“This is why Crimestoppers has launched this domestic violence campaign in the North-East today, calling on people to look out for those around them and asking them to contact the charity anonymously, with even just the slightest suspicion, to help save people’s lives.”

The Northern Echo: The Duchess of Cornwall meets victims of domestic abuse. Picture: PA WireThe Duchess of Cornwall meets victims of domestic abuse. Picture: PA Wire

The latest figures released by the Office for National Statistics reveal that 92,088 domestic abuse related incidents and crimes were recorded by Durham, Cleveland and Northumbria police forces in the year to March 2019. Durham had the highest rate in the UK, with 50 incidents per 1,000 people, while Cleveland had the third highest and Northumbria the seventh. Domestic abuse now accounts for one in six crimes on Teesside

Nationwide, two women are killed as a result of domestic abuse every week. Last Monday, Anthony Williams, 69, appeared in court in Wales charged with killing his 67-year-old wife, in what has been described as Britain’s first self-isolating murder.

Ruth says: “It’s shocking to think that even in normal times, two women a week are killed by a former or current partner. Equally upsetting is the fact that one in five children witness abuse in their own home. But it’s important to remember that 31 per cent of victims of domestic abuse are in fact male.

“So, we can stop thinking that any part of society is free from abuse; it doesn’t matter who you are or where you live, this is happening in your community and it is happening right now.

“Victims of abuse don’t always realise what they are suffering is abuse and they don’t always realise that they can get help. Abusers isolate their victims and make them feel that the abuse is their fault, that no one will care and that no one will listen. This is a serious crime that leaves people feeling trapped, alone and powerless, so as a community we need to stand up and help these victims.”

The Northern Echo: Crimestoppers poster to highlight the new domestic abuse campaignCrimestoppers poster to highlight the new domestic abuse campaign

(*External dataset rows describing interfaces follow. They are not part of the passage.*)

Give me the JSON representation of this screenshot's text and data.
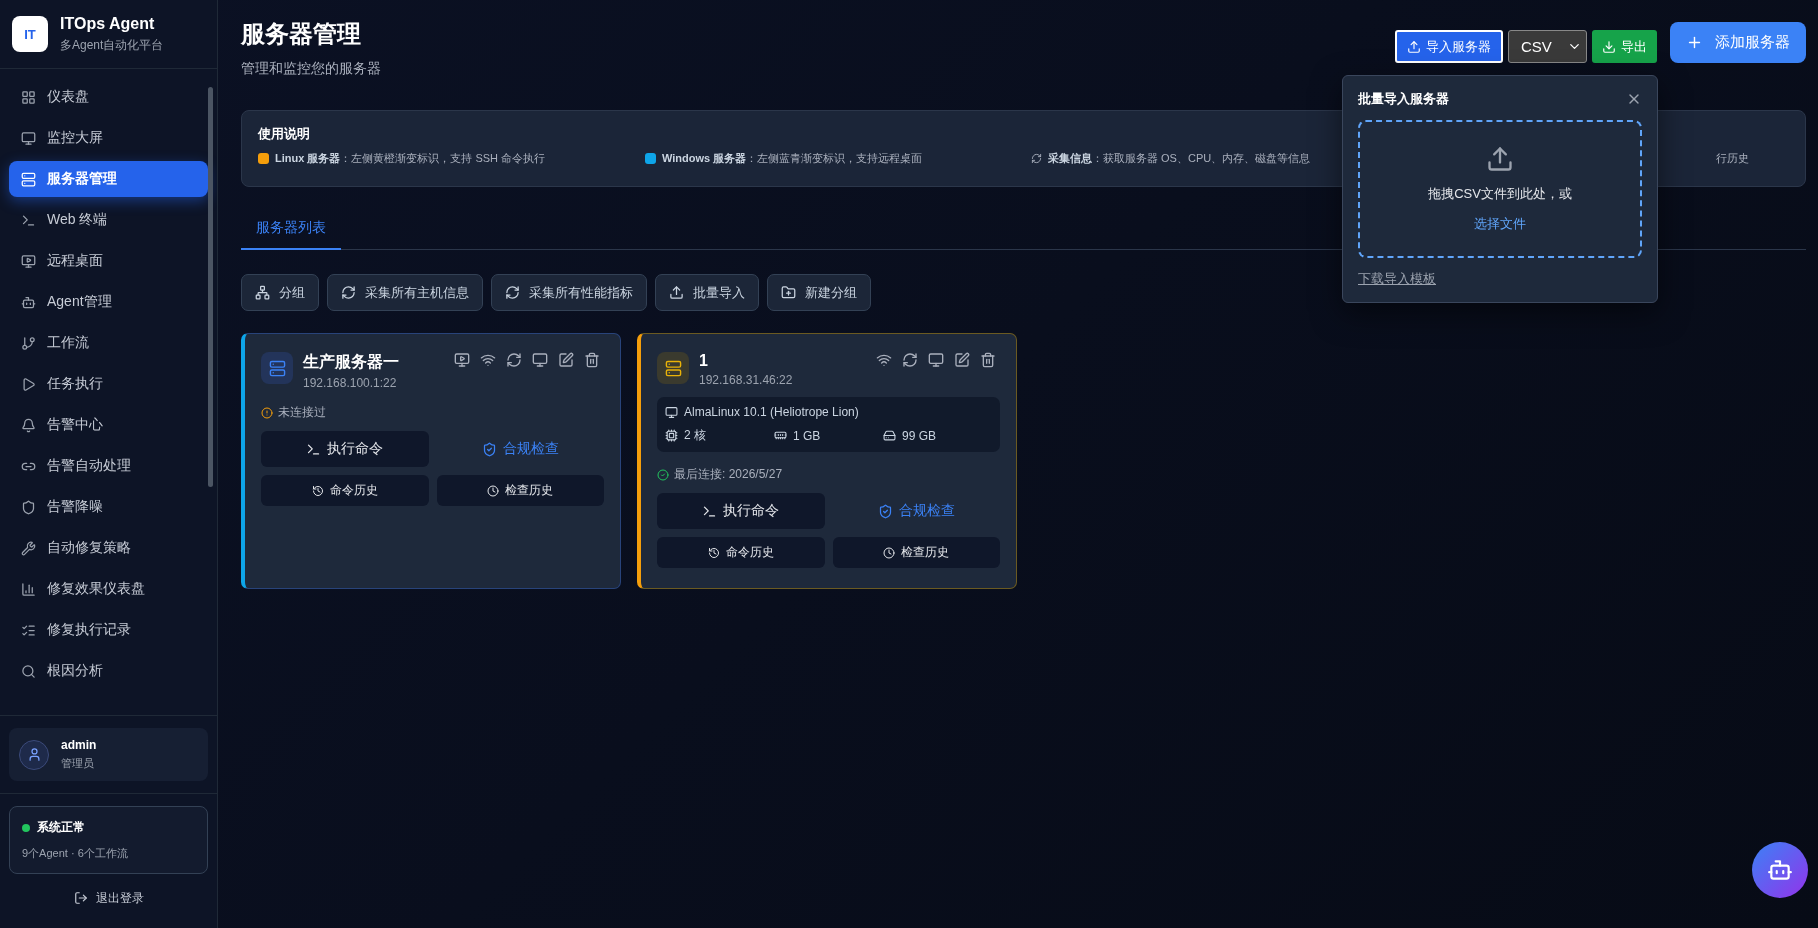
{
  "sidebar": {
    "brand": {
      "logo": "IT",
      "title": "ITOps Agent",
      "subtitle": "多Agent自动化平台"
    },
    "items": [
      {
        "label": "仪表盘",
        "selected": false
      },
      {
        "label": "监控大屏",
        "selected": false
      },
      {
        "label": "服务器管理",
        "selected": true
      },
      {
        "label": "Web 终端",
        "selected": false
      },
      {
        "label": "远程桌面",
        "selected": false
      },
      {
        "label": "Agent管理",
        "selected": false
      },
      {
        "label": "工作流",
        "selected": false
      },
      {
        "label": "任务执行",
        "selected": false
      },
      {
        "label": "告警中心",
        "selected": false
      },
      {
        "label": "告警自动处理",
        "selected": false
      },
      {
        "label": "告警降噪",
        "selected": false
      },
      {
        "label": "自动修复策略",
        "selected": false
      },
      {
        "label": "修复效果仪表盘",
        "selected": false
      },
      {
        "label": "修复执行记录",
        "selected": false
      },
      {
        "label": "根因分析",
        "selected": false
      }
    ],
    "user": {
      "name": "admin",
      "role": "管理员"
    },
    "status": {
      "title": "系统正常",
      "detail": "9个Agent · 6个工作流",
      "color": "#22c55e"
    },
    "logout": "退出登录"
  },
  "header": {
    "title": "服务器管理",
    "subtitle": "管理和监控您的服务器",
    "import_button": "导入服务器",
    "format": "CSV",
    "export_button": "导出",
    "add_button": "添加服务器"
  },
  "guide": {
    "title": "使用说明",
    "items": [
      {
        "kind": "dot",
        "color": "#f59e0b",
        "text": "**Linux 服务器**：左侧黄橙渐变标识，支持 SSH 命令执行"
      },
      {
        "kind": "dot",
        "color": "#0ea5e9",
        "text": "**Windows 服务器**：左侧蓝青渐变标识，支持远程桌面"
      },
      {
        "kind": "refresh",
        "text": "**采集信息**：获取服务器 OS、CPU、内存、磁盘等信息"
      },
      {
        "kind": "plain",
        "text": "行历史"
      }
    ]
  },
  "tabs": [
    {
      "label": "服务器列表",
      "selected": true
    }
  ],
  "toolbar": [
    "分组",
    "采集所有主机信息",
    "采集所有性能指标",
    "批量导入",
    "新建分组"
  ],
  "servers": [
    {
      "kind": "windows",
      "name": "生产服务器一",
      "address": "192.168.100.1:22",
      "status": {
        "kind": "never",
        "text": "未连接过"
      },
      "actions": {
        "execute": "执行命令",
        "compliance": "合规检查",
        "command_history": "命令历史",
        "check_history": "检查历史"
      }
    },
    {
      "kind": "linux",
      "name": "1",
      "address": "192.168.31.46:22",
      "info": {
        "os": "AlmaLinux 10.1 (Heliotrope Lion)",
        "cpu": "2 核",
        "memory": "1 GB",
        "disk": "99 GB"
      },
      "status": {
        "kind": "connected",
        "text": "最后连接: 2026/5/27"
      },
      "actions": {
        "execute": "执行命令",
        "compliance": "合规检查",
        "command_history": "命令历史",
        "check_history": "检查历史"
      }
    }
  ],
  "import_popover": {
    "title": "批量导入服务器",
    "drop_text": "拖拽CSV文件到此处，或",
    "choose_link": "选择文件",
    "template_link": "下载导入模板"
  }
}
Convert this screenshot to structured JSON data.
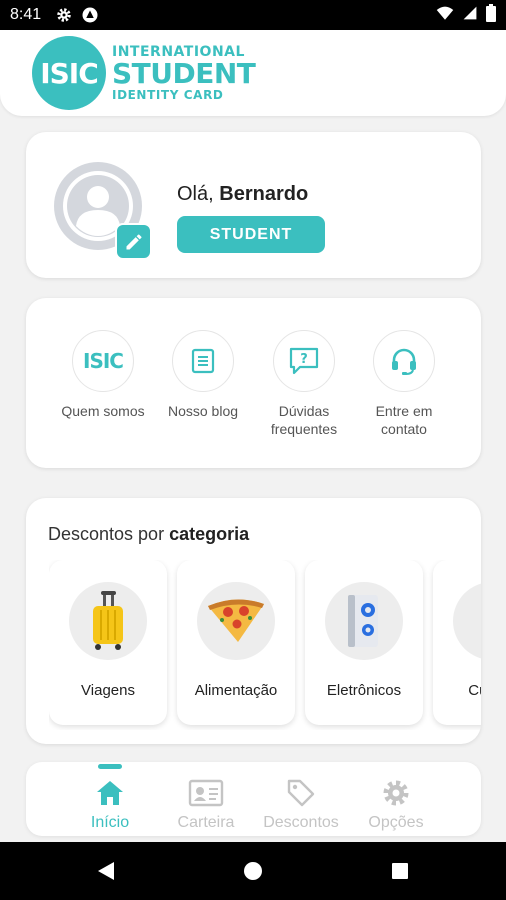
{
  "status_bar": {
    "time": "8:41"
  },
  "header": {
    "logo": {
      "mark": "ISIC",
      "line1": "INTERNATIONAL",
      "line2": "STUDENT",
      "line3": "IDENTITY CARD"
    }
  },
  "profile": {
    "greeting_prefix": "Olá,",
    "name": "Bernardo",
    "badge": "STUDENT"
  },
  "quick_links": [
    {
      "icon": "isic-logo-icon",
      "label": "Quem somos"
    },
    {
      "icon": "blog-document-icon",
      "label": "Nosso blog"
    },
    {
      "icon": "question-chat-icon",
      "label": "Dúvidas frequentes"
    },
    {
      "icon": "headset-icon",
      "label": "Entre em contato"
    }
  ],
  "quick_link_isic_text": "ISIC",
  "categories": {
    "title_prefix": "Descontos por",
    "title_bold": "categoria",
    "items": [
      {
        "icon": "suitcase-icon",
        "label": "Viagens"
      },
      {
        "icon": "pizza-icon",
        "label": "Alimentação"
      },
      {
        "icon": "speaker-icon",
        "label": "Eletrônicos"
      },
      {
        "icon": "course-icon",
        "label": "Cursos"
      }
    ]
  },
  "bottom_nav": [
    {
      "icon": "home-icon",
      "label": "Início",
      "active": true
    },
    {
      "icon": "id-card-icon",
      "label": "Carteira",
      "active": false
    },
    {
      "icon": "tag-icon",
      "label": "Descontos",
      "active": false
    },
    {
      "icon": "gear-icon",
      "label": "Opções",
      "active": false
    }
  ],
  "colors": {
    "accent": "#3bbfbf",
    "inactive": "#c4c4c4",
    "background": "#f2f2f2"
  }
}
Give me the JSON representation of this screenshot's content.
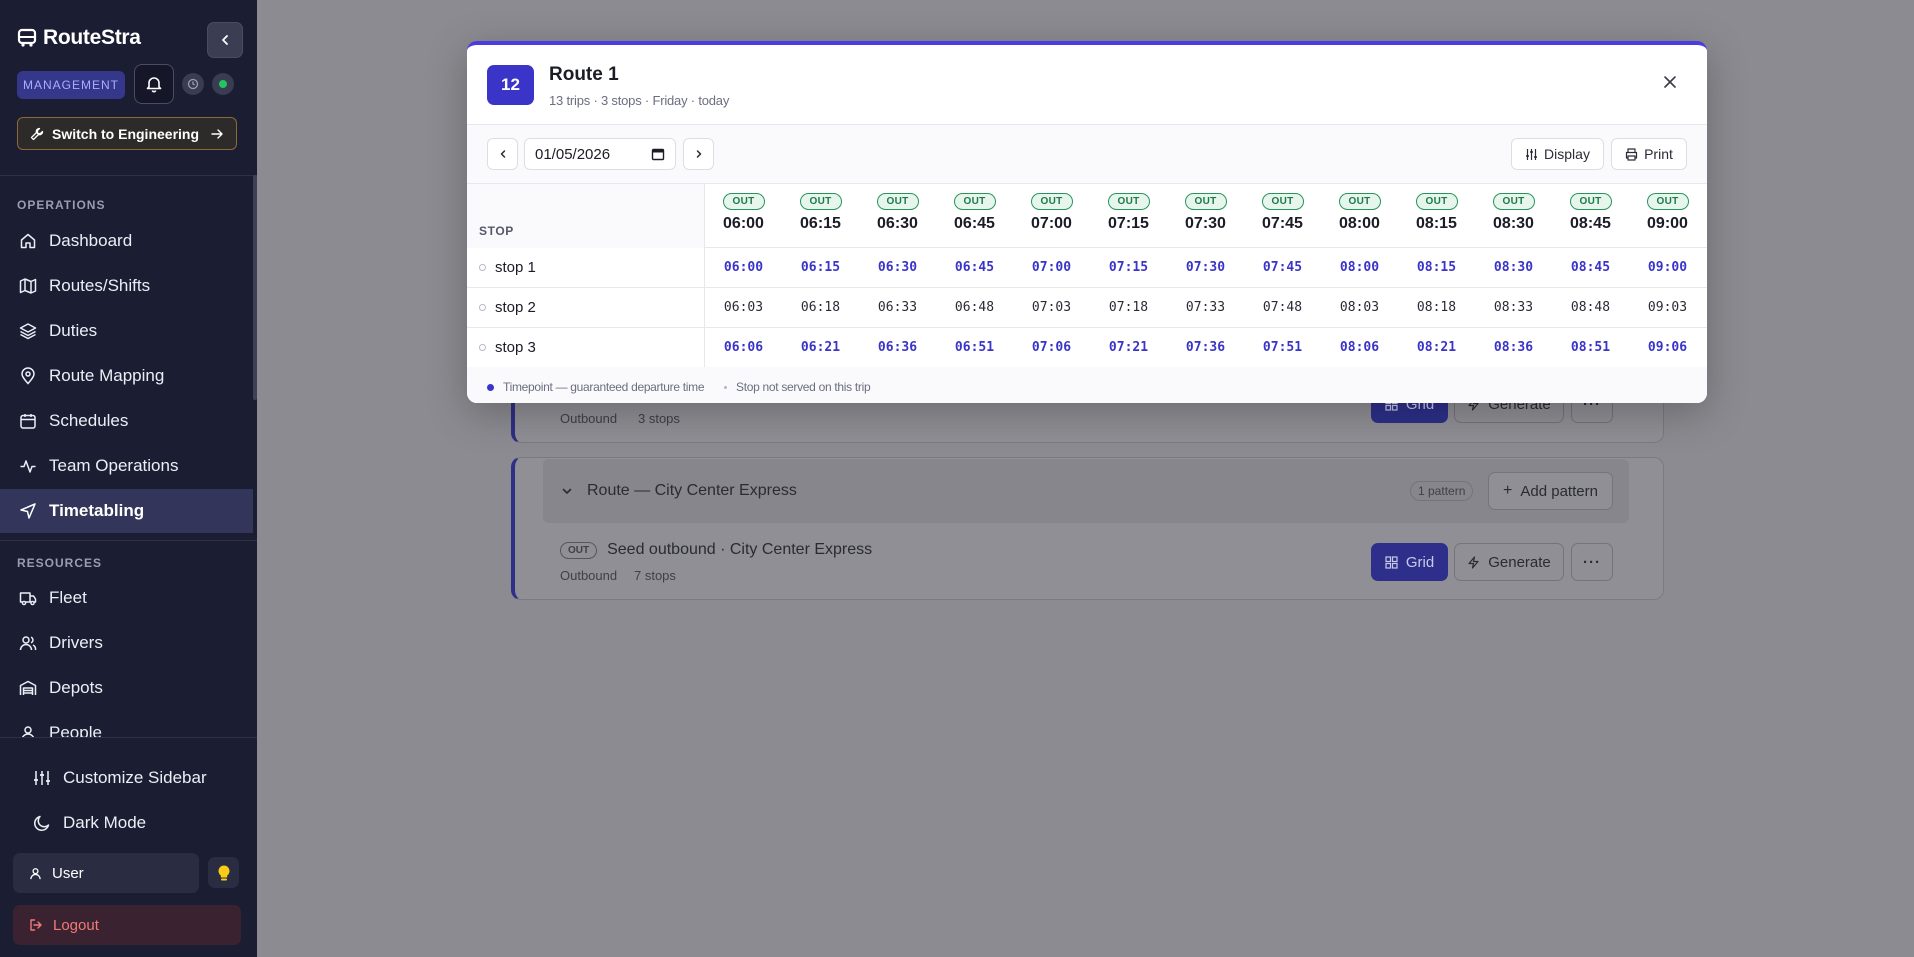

Crimestoppers guarantees complete anonymity to those who report criminal activity and suspicious behaviour, giving those with knowledge of domestic abuse a safe place to be able to report it without fear of repercussions

“We understand people often feel uncomfortable speaking directly to the authorities, or they may feel that what they have heard or witnessed doesn’t warrant a call to the police, particularly when the country is dealing with coronavirus cases,” explains Ruth.

“But we are urging people to give any information they have, however small, to Crimestoppers because we can pass it on to the appropriate forces and authorities without anyone ever knowing who gave it to us in the first place. Everyone who contacts us remains one hundred per cent anonymous, forever, and that’s a promise we have kept for our entire 32-year history.”

Appealing directly to those with concerns about domestic abuse, Ruth adds: “Please, please do the right thing and help us protect women, men, young people and children who are living in abusive households during these potentially dangerous weeks of enforced isolation.”

  • Contact Crimestoppers on 0800 555 111 or online at


DOMESTIC abuse is an incident (or pattern of incidents) of controlling, coercive, threatening, degrading and / or violent behaviour.

This behaviour can be physical, psychological, sexual, financial or emotional.

It is a crime that affects women, men and children regardless of age, race, ethnicity, sexual orientation or economic status.


Emotional abuse and coercive control: This can be verbal or non-verbal, intended to chip away at the confidence and independence of a victim. This can include name-calling, shaming, isolation and intimidation.

Physical abuse: This includes pushing, slapping, punching, biting, pinching, kicking, pulling hair out, burning and strangling.

Sexual abuse: Any situation where a person is forced to take part in unwanted, unsafe or degrading sexual activity is sexual abuse. A victim’s right to consent is often ignored.

Financial control: The abuser controls or withholds money, credit cards or basic necessities. It can also see victims working against their will.